Nothing in the records may change. Output them all exactly.

::: Given entries

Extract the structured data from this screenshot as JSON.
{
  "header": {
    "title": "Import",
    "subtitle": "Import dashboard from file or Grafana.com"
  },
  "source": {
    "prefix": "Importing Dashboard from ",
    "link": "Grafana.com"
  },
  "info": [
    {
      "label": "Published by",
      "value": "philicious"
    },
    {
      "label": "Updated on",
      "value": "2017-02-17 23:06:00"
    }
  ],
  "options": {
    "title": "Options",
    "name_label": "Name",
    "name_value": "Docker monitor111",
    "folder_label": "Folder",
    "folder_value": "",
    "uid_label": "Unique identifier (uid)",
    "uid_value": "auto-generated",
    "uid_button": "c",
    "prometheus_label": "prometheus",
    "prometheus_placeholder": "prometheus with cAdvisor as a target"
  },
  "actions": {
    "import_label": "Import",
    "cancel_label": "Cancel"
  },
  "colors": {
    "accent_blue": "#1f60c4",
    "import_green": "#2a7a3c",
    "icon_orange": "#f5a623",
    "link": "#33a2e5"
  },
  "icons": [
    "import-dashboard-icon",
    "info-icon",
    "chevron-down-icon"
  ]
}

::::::

*Answer section:*
Extract the structured data from this screenshot as JSON.
{
  "header": {
    "title": "Import",
    "subtitle": "Import dashboard from file or Grafana.com"
  },
  "source": {
    "prefix": "Importing Dashboard from ",
    "link": "Grafana.com"
  },
  "info": [
    {
      "label": "Published by",
      "value": "philicious"
    },
    {
      "label": "Updated on",
      "value": "2017-02-17 23:06:00"
    }
  ],
  "options": {
    "title": "Options",
    "name_label": "Name",
    "name_value": "Docker monitor111",
    "folder_label": "Folder",
    "folder_value": "",
    "uid_label": "Unique identifier (uid)",
    "uid_value": "auto-generated",
    "uid_button": "c",
    "prometheus_label": "prometheus",
    "prometheus_placeholder": "prometheus with cAdvisor as a target"
  },
  "actions": {
    "import_label": "Import",
    "cancel_label": "Cancel"
  },
  "colors": {
    "accent_blue": "#1f60c4",
    "import_green": "#2a7a3c",
    "icon_orange": "#f5a623",
    "link": "#33a2e5"
  },
  "icons": [
    "import-dashboard-icon",
    "info-icon",
    "chevron-down-icon"
  ]
}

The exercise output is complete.